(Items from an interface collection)
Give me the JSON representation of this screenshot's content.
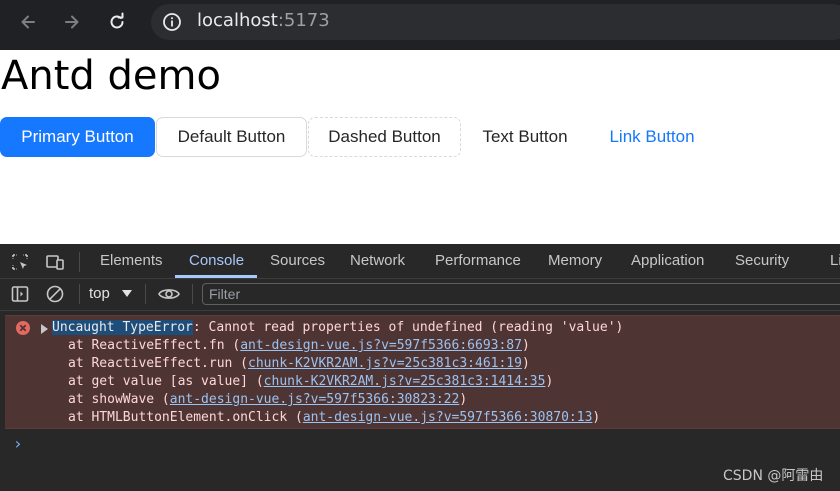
{
  "browser": {
    "url_host": "localhost",
    "url_port": ":5173"
  },
  "page": {
    "title": "Antd demo",
    "buttons": {
      "primary": "Primary Button",
      "default": "Default Button",
      "dashed": "Dashed Button",
      "text": "Text Button",
      "link": "Link Button"
    }
  },
  "devtools": {
    "tabs": [
      "Elements",
      "Console",
      "Sources",
      "Network",
      "Performance",
      "Memory",
      "Application",
      "Security",
      "Li"
    ],
    "active_tab": "Console",
    "context": "top",
    "filter_placeholder": "Filter",
    "error": {
      "type": "Uncaught TypeError",
      "message": ": Cannot read properties of undefined (reading 'value')",
      "stack": [
        {
          "prefix": "at ReactiveEffect.fn (",
          "link": "ant-design-vue.js?v=597f5366:6693:87",
          "suffix": ")"
        },
        {
          "prefix": "at ReactiveEffect.run (",
          "link": "chunk-K2VKR2AM.js?v=25c381c3:461:19",
          "suffix": ")"
        },
        {
          "prefix": "at get value [as value] (",
          "link": "chunk-K2VKR2AM.js?v=25c381c3:1414:35",
          "suffix": ")"
        },
        {
          "prefix": "at showWave (",
          "link": "ant-design-vue.js?v=597f5366:30823:22",
          "suffix": ")"
        },
        {
          "prefix": "at HTMLButtonElement.onClick (",
          "link": "ant-design-vue.js?v=597f5366:30870:13",
          "suffix": ")"
        }
      ]
    },
    "prompt": "›"
  },
  "watermark": "CSDN @阿雷由",
  "colors": {
    "primary": "#1677ff",
    "error_bg": "#4e3534",
    "active_tab": "#a8c7fa"
  }
}
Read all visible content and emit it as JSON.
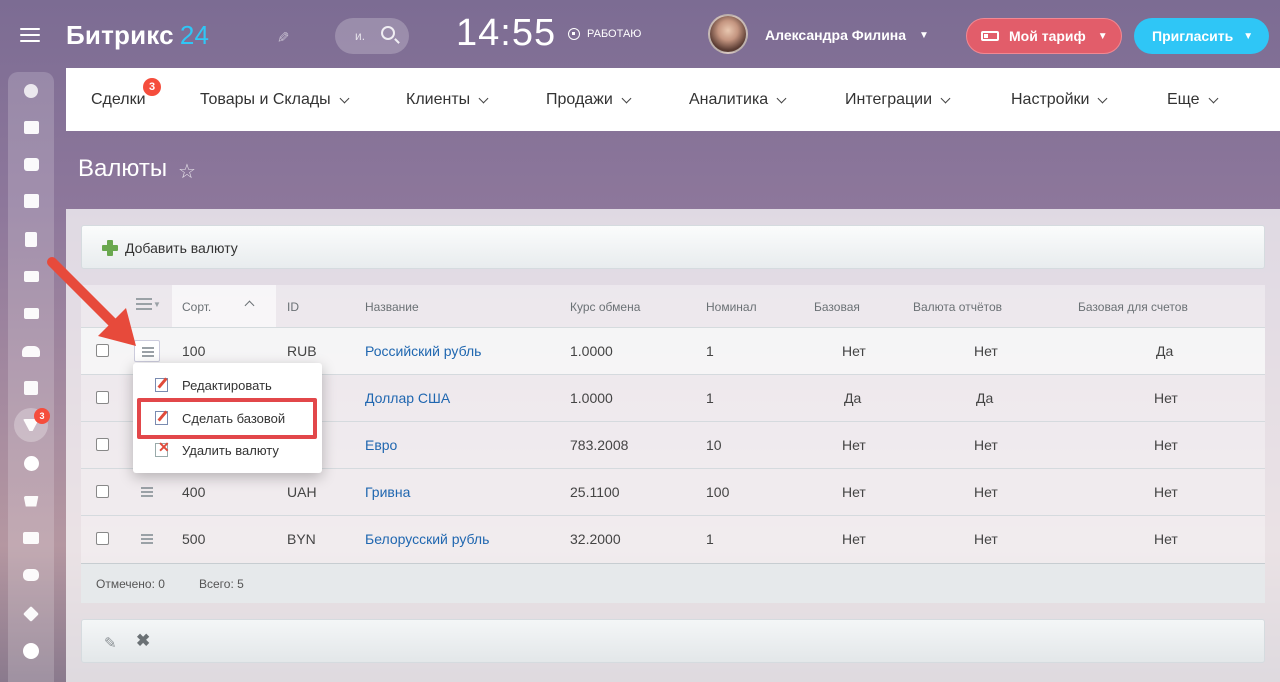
{
  "header": {
    "logo_text": "Битрикс",
    "logo_num": "24",
    "search_placeholder": "и.",
    "clock": "14:55",
    "work_status": "РАБОТАЮ",
    "user_name": "Александра Филина",
    "tariff_button": "Мой тариф",
    "invite_button": "Пригласить"
  },
  "left_rail": {
    "badge_filter": "3",
    "icons": [
      "pulse-icon",
      "feed-icon",
      "chat-icon",
      "calendar-icon",
      "docs-icon",
      "drive-icon",
      "mail-icon",
      "users-icon",
      "tasks-icon",
      "crm-filter-icon",
      "target-icon",
      "cart-icon",
      "contacts-icon",
      "robot-icon",
      "box-icon",
      "more-icon"
    ]
  },
  "nav": {
    "items": [
      {
        "label": "Сделки",
        "badge": "3"
      },
      {
        "label": "Товары и Склады"
      },
      {
        "label": "Клиенты"
      },
      {
        "label": "Продажи"
      },
      {
        "label": "Аналитика"
      },
      {
        "label": "Интеграции"
      },
      {
        "label": "Настройки"
      },
      {
        "label": "Еще"
      }
    ]
  },
  "page": {
    "title": "Валюты",
    "add_button": "Добавить валюту"
  },
  "table": {
    "columns": [
      "Сорт.",
      "ID",
      "Название",
      "Курс обмена",
      "Номинал",
      "Базовая",
      "Валюта отчётов",
      "Базовая для счетов"
    ],
    "rows": [
      {
        "sort": "100",
        "id": "RUB",
        "name": "Российский рубль",
        "rate": "1.0000",
        "nominal": "1",
        "base": "Нет",
        "report": "Нет",
        "invoice_base": "Да"
      },
      {
        "sort": "",
        "id": "",
        "name": "Доллар США",
        "rate": "1.0000",
        "nominal": "1",
        "base": "Да",
        "report": "Да",
        "invoice_base": "Нет"
      },
      {
        "sort": "",
        "id": "",
        "name": "Евро",
        "rate": "783.2008",
        "nominal": "10",
        "base": "Нет",
        "report": "Нет",
        "invoice_base": "Нет"
      },
      {
        "sort": "400",
        "id": "UAH",
        "name": "Гривна",
        "rate": "25.1100",
        "nominal": "100",
        "base": "Нет",
        "report": "Нет",
        "invoice_base": "Нет"
      },
      {
        "sort": "500",
        "id": "BYN",
        "name": "Белорусский рубль",
        "rate": "32.2000",
        "nominal": "1",
        "base": "Нет",
        "report": "Нет",
        "invoice_base": "Нет"
      }
    ],
    "footer_selected": "Отмечено: 0",
    "footer_total": "Всего: 5"
  },
  "context_menu": {
    "items": [
      "Редактировать",
      "Сделать базовой",
      "Удалить валюту"
    ]
  },
  "colors": {
    "accent": "#2fc6f6",
    "tariff": "#e25d6a",
    "highlight": "#e2474a",
    "link": "#2067b0"
  }
}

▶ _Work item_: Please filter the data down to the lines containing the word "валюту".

▶ _Answer space_:
    "add_button": "Добавить валюту"
      "Удалить валюту"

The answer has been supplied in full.